#### STUDY MATERIAL:
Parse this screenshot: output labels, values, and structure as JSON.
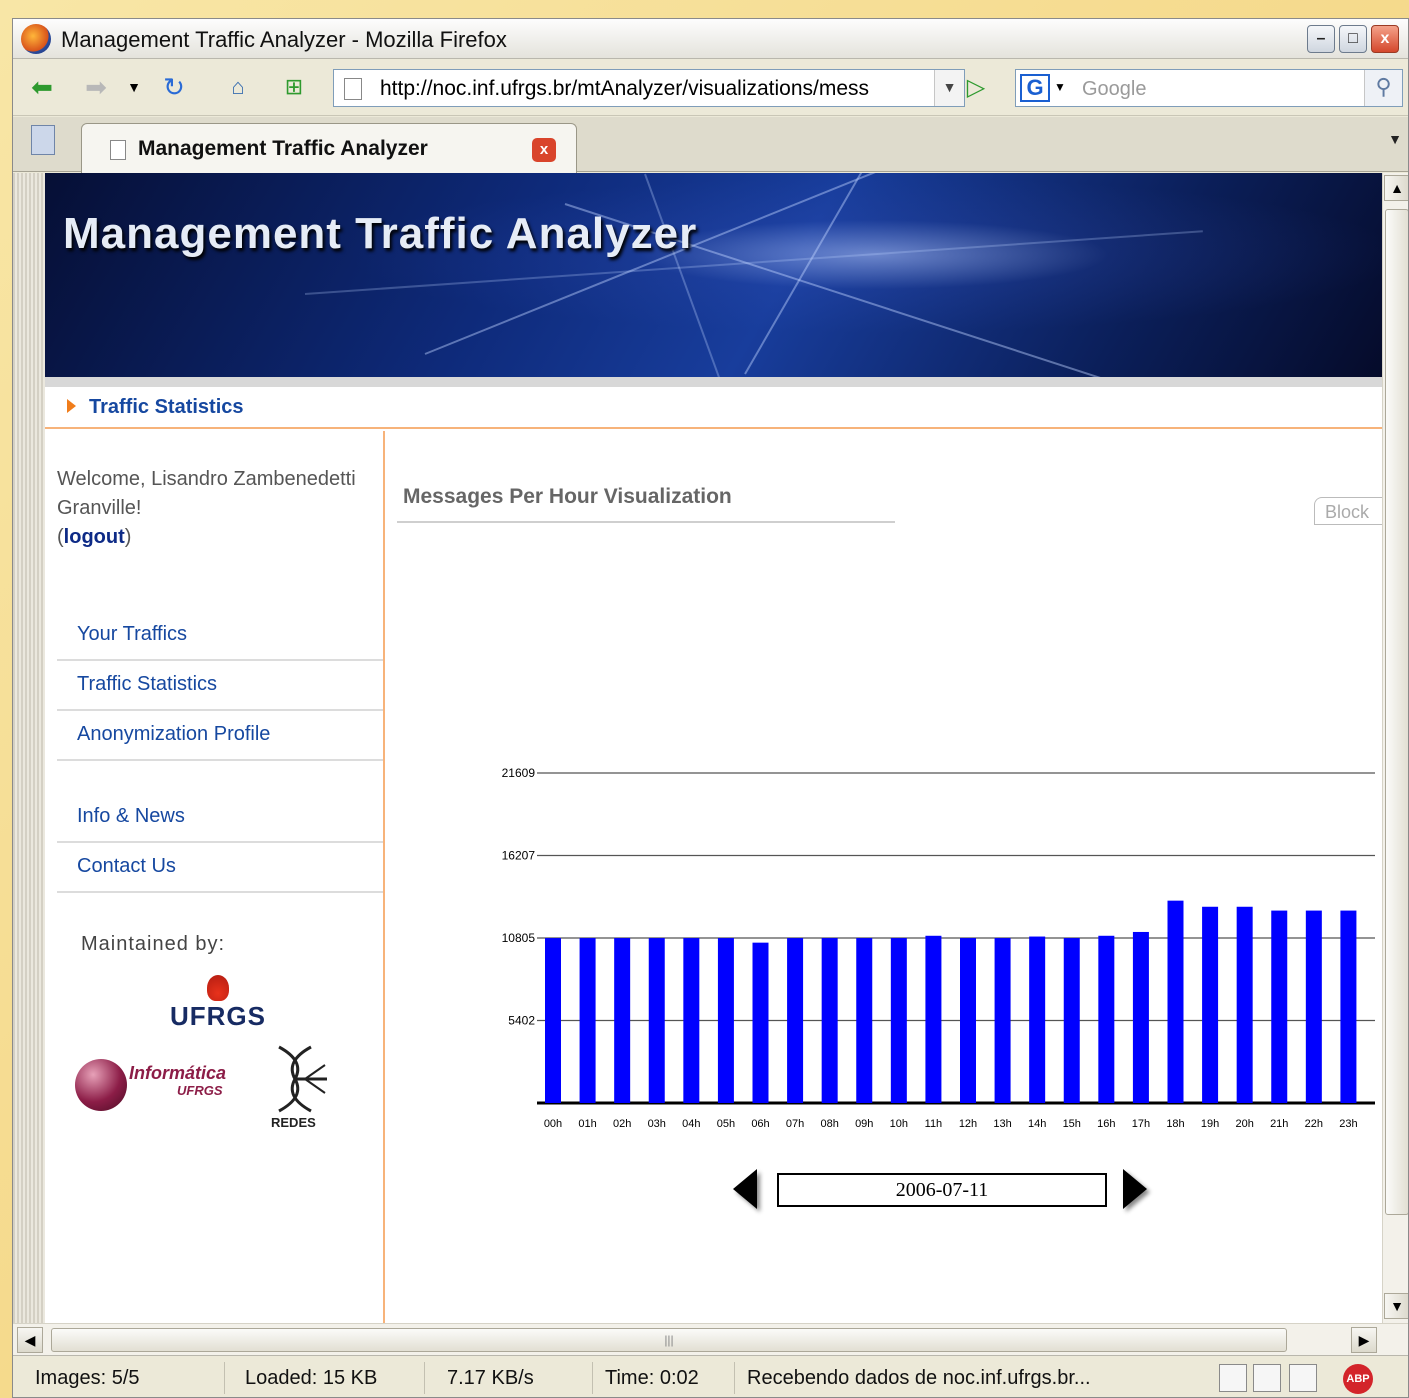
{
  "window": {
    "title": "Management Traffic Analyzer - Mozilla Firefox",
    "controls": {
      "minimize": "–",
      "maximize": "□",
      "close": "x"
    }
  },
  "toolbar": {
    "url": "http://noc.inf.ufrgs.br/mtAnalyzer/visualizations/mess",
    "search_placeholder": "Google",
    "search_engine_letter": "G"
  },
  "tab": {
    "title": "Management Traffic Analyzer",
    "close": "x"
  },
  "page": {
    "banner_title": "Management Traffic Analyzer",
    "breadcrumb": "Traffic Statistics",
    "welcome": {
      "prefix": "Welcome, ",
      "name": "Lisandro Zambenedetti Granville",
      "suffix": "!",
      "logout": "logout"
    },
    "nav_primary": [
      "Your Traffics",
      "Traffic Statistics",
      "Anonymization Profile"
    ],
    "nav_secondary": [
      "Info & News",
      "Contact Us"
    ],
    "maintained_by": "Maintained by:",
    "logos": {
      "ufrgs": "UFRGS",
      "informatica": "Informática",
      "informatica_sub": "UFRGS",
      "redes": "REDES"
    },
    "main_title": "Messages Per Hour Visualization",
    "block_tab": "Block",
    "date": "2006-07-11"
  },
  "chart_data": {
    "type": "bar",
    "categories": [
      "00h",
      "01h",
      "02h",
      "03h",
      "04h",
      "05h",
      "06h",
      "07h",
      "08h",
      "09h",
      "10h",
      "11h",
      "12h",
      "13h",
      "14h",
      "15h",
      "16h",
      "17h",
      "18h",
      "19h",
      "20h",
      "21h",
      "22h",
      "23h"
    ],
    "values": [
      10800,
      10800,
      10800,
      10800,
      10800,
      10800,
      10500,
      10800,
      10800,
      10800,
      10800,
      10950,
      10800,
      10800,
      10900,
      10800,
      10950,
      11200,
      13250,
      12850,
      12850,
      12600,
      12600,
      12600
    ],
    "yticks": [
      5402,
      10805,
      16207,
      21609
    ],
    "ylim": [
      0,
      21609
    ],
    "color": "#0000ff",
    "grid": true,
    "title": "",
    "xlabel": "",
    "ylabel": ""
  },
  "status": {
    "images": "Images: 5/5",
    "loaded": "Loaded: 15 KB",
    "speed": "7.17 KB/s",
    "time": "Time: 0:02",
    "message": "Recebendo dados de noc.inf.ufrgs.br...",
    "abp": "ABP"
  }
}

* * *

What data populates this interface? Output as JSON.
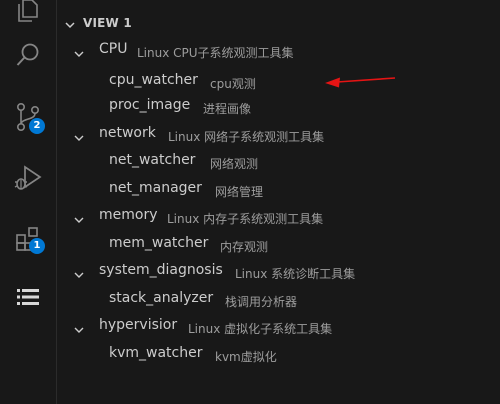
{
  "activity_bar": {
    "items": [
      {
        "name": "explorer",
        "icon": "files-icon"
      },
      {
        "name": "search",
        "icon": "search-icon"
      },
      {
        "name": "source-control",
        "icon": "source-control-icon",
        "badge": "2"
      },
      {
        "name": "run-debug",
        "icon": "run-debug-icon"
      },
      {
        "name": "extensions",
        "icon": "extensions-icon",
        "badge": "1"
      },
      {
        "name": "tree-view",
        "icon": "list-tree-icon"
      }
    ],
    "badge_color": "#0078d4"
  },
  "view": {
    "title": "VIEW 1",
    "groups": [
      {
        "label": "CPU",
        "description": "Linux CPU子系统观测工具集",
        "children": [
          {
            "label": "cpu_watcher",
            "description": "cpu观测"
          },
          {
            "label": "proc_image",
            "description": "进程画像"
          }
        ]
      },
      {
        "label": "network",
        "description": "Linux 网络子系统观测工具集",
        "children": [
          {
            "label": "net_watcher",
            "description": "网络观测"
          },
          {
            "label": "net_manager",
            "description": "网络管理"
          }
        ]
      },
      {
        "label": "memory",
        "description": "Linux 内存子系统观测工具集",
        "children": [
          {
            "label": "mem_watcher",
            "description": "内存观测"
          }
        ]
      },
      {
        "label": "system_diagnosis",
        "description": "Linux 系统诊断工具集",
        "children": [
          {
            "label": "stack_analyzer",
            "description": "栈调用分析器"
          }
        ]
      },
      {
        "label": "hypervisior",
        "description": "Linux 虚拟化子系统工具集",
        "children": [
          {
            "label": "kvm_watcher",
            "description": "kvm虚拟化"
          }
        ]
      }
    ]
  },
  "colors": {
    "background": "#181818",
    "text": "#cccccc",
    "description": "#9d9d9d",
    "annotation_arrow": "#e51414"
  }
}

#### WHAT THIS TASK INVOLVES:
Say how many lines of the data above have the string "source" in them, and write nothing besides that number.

#### OUTPUT:
2